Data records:
********
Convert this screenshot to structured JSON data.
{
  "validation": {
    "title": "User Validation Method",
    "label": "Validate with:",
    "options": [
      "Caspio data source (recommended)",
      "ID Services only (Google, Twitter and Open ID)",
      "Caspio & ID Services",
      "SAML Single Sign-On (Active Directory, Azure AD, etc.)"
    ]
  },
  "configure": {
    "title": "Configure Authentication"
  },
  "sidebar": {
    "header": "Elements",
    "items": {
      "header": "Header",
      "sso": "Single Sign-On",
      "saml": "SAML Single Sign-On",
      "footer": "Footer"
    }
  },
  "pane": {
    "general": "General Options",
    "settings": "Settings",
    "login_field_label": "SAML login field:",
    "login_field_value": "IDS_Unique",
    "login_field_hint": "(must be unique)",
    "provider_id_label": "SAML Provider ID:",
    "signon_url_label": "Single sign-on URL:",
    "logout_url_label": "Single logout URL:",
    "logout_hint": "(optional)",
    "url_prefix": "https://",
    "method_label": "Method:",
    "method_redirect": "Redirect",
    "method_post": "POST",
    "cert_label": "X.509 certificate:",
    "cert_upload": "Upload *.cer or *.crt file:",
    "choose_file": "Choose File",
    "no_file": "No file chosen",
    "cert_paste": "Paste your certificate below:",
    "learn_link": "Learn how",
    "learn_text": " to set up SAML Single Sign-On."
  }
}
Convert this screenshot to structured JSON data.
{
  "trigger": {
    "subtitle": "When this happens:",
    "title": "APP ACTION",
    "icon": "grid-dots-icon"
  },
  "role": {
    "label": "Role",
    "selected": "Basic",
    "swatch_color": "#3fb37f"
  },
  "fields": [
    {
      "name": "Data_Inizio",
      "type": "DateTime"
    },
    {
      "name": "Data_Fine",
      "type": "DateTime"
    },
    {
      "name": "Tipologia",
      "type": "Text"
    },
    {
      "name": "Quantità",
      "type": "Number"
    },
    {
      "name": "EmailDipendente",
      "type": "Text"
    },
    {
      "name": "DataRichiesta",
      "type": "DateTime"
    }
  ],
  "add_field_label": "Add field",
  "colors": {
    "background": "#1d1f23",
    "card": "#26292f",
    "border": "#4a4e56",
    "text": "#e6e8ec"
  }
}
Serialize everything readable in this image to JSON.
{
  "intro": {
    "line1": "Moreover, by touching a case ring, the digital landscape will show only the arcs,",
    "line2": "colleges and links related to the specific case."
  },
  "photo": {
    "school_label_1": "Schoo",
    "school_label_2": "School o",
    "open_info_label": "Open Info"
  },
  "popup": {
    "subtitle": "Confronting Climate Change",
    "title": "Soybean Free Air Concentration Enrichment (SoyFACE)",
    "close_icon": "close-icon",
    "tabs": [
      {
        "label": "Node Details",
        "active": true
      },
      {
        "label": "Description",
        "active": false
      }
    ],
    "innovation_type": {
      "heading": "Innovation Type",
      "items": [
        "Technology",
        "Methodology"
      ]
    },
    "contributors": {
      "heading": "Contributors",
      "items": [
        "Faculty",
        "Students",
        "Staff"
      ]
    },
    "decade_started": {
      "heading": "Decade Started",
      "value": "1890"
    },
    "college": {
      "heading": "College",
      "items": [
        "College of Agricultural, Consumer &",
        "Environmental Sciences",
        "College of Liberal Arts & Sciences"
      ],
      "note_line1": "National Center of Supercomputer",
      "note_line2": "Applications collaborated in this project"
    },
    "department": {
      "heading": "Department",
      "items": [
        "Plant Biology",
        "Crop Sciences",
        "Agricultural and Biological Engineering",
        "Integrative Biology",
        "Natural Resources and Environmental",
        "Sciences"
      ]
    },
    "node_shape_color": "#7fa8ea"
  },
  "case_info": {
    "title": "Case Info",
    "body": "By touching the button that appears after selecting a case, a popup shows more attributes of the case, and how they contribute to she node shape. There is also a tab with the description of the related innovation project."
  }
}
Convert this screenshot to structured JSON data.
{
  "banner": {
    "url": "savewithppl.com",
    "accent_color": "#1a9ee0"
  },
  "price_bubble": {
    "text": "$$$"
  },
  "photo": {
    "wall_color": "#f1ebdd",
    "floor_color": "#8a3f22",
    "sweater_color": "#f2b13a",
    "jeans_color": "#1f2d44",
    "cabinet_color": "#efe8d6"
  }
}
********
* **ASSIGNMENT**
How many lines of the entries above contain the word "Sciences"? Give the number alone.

* **TASK OUTPUT**
4